* **TRY IT**:
Check every line below for the string "years", and copy the lines that contain it.

BEGIN EXTRACTED ENTRIES

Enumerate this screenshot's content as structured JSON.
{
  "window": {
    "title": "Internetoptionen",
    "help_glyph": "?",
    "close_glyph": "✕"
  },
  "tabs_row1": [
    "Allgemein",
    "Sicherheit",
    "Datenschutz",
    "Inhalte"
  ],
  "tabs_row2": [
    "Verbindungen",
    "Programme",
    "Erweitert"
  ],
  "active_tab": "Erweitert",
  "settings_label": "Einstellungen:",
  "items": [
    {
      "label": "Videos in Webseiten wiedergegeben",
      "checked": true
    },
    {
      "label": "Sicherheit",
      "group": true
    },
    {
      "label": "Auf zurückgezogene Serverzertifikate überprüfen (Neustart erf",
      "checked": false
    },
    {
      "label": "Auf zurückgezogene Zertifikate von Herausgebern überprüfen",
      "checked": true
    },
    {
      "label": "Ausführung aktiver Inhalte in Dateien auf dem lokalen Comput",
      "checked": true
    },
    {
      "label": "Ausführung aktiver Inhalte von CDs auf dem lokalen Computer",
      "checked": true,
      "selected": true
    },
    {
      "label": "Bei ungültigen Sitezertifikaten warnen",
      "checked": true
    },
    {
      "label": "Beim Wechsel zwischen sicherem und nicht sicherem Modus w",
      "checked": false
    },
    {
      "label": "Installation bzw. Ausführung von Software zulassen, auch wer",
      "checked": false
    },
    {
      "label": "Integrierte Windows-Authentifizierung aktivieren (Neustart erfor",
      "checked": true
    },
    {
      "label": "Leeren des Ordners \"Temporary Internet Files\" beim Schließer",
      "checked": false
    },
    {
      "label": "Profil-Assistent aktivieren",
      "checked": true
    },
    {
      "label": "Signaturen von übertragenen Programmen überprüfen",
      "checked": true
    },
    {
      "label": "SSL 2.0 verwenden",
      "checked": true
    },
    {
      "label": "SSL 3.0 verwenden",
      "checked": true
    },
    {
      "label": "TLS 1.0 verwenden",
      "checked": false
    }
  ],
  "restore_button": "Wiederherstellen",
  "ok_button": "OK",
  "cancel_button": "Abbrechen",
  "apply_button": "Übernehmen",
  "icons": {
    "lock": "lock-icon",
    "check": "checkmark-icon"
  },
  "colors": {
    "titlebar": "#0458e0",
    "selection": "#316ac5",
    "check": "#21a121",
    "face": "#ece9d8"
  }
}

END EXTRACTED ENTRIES
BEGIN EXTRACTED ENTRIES

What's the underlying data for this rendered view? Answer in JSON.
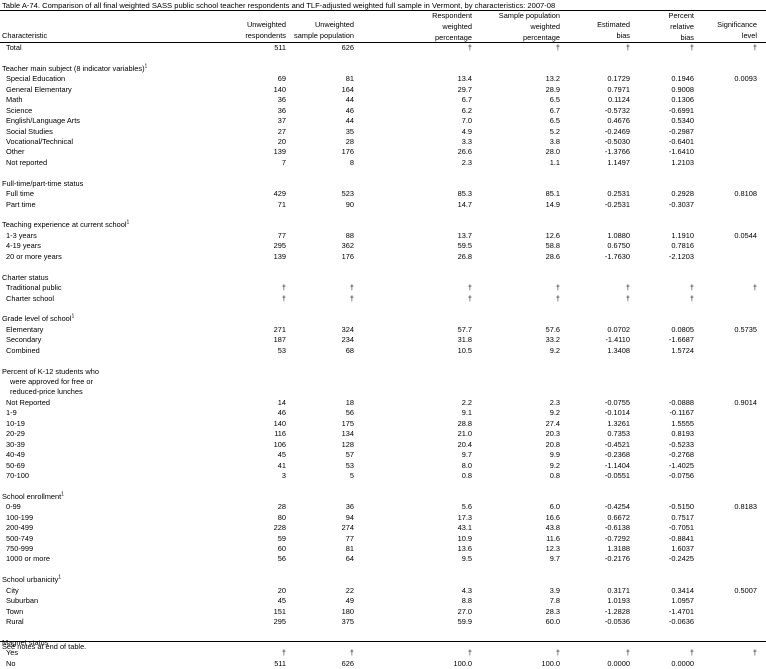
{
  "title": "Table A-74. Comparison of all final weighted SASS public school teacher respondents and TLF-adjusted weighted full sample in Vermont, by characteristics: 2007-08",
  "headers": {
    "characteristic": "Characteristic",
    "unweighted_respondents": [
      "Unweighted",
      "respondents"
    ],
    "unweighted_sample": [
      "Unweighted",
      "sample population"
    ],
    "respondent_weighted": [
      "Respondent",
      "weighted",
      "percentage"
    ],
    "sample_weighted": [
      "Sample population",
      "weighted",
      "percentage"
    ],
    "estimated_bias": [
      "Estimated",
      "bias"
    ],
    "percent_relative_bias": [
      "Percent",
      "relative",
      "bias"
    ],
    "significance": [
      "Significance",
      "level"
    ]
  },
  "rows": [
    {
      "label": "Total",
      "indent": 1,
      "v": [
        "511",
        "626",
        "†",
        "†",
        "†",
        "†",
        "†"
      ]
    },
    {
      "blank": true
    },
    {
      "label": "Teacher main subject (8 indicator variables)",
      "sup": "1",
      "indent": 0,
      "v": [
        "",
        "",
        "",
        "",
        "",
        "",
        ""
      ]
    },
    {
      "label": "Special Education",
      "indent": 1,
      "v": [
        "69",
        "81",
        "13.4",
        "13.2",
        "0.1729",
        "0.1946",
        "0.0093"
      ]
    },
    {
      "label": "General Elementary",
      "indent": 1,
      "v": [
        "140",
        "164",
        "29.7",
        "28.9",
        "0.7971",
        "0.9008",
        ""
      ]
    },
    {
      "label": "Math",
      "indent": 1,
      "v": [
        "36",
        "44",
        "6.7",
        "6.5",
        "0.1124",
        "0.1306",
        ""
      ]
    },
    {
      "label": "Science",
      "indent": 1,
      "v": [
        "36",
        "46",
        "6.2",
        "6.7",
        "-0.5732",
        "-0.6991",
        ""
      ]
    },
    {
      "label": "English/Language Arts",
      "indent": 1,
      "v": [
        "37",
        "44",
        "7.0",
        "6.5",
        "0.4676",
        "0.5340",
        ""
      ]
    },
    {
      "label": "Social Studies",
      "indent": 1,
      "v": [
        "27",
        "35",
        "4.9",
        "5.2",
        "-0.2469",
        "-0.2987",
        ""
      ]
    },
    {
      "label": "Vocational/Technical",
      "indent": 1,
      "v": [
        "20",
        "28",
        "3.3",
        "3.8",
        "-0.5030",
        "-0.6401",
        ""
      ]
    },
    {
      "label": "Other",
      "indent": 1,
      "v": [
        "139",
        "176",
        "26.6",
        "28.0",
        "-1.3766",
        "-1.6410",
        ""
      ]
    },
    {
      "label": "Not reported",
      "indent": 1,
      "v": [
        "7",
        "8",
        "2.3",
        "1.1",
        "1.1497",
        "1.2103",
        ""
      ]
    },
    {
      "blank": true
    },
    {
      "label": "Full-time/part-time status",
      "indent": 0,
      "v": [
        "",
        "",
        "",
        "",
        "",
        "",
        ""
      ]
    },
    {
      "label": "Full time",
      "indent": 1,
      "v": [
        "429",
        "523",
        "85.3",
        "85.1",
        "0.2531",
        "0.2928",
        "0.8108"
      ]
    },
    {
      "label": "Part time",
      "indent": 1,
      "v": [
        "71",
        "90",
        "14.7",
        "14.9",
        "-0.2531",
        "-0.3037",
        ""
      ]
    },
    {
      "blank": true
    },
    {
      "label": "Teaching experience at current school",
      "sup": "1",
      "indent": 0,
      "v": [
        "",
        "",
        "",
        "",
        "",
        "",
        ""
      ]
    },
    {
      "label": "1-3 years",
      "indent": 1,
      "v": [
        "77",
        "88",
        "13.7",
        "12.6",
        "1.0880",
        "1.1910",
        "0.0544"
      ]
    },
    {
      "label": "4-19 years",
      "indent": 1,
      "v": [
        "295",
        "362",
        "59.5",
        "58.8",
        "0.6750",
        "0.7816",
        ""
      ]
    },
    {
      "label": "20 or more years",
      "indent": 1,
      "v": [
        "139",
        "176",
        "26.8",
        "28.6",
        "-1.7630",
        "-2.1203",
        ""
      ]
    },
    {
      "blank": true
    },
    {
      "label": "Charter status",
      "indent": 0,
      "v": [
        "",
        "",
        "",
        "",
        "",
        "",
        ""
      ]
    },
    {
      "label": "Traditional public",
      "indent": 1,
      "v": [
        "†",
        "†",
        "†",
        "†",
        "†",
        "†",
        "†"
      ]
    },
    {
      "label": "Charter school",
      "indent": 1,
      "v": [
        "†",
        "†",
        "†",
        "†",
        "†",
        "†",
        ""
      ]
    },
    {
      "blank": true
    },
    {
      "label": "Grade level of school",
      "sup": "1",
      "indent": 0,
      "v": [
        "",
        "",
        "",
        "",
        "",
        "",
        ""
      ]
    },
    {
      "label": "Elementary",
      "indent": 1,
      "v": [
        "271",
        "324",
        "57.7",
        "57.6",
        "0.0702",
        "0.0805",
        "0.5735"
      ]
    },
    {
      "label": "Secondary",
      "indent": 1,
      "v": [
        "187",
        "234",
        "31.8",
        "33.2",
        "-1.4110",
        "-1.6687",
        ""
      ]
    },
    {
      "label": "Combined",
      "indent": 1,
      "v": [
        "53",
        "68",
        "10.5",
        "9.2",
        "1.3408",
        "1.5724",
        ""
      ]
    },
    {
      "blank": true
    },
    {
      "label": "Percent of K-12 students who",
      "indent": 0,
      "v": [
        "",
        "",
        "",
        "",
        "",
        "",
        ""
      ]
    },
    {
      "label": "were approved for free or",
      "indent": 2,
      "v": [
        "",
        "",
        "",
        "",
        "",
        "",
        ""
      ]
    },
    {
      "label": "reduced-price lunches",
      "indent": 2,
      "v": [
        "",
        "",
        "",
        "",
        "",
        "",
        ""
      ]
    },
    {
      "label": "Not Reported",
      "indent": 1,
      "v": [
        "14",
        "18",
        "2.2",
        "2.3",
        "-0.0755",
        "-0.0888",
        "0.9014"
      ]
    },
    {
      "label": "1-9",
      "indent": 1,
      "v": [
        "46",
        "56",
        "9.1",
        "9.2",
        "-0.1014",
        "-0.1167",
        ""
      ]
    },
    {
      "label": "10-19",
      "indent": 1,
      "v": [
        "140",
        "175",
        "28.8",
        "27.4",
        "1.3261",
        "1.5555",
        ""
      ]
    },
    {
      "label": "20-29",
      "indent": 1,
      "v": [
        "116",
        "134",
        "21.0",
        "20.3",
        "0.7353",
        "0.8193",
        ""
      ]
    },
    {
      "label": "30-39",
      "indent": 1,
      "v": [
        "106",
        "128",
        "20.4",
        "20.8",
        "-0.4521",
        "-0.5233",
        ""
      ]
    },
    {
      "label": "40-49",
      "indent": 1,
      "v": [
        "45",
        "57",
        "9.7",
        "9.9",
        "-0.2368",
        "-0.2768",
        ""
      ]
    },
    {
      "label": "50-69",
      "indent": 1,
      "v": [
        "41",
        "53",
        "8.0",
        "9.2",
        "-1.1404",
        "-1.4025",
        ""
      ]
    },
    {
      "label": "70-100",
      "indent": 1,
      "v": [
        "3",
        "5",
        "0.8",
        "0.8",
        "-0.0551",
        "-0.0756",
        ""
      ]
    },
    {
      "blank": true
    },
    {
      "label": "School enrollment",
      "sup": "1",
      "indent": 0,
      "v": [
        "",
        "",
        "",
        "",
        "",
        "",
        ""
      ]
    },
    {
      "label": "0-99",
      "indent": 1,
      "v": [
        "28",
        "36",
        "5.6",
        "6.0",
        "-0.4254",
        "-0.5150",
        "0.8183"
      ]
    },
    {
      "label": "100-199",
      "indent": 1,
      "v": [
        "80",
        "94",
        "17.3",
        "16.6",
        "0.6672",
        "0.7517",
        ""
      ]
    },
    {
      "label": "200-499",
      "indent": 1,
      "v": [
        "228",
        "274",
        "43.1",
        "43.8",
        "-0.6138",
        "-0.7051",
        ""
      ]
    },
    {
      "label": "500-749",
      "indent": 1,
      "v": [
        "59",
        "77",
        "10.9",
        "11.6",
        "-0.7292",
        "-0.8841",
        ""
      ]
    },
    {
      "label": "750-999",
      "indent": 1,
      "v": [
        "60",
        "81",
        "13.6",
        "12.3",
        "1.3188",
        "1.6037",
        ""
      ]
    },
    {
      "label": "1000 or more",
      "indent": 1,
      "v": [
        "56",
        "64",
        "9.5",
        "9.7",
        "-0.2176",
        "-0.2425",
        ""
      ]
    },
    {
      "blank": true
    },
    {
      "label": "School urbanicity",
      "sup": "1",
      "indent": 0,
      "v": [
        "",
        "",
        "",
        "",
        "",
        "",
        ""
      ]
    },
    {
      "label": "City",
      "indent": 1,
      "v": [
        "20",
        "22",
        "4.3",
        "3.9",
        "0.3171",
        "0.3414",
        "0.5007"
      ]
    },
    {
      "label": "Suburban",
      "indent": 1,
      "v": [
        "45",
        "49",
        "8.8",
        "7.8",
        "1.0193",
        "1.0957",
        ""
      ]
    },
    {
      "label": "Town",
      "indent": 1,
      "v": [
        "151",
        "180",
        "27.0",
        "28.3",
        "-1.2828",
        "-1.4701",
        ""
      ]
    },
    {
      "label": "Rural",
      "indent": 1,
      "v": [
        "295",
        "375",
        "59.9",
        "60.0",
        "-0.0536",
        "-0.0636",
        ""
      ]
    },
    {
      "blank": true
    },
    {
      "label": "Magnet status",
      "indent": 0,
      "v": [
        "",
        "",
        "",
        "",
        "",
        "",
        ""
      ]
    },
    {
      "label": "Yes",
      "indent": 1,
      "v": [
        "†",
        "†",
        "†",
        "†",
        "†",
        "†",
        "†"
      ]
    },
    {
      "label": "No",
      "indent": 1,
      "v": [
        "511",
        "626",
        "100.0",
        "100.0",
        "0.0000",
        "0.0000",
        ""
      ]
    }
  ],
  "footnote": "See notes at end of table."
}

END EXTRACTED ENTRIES

* **ANSWER TO THE PROBLEM**:
      "label": "1-3 years",
      "label": "4-19 years",
      "label": "20 or more years",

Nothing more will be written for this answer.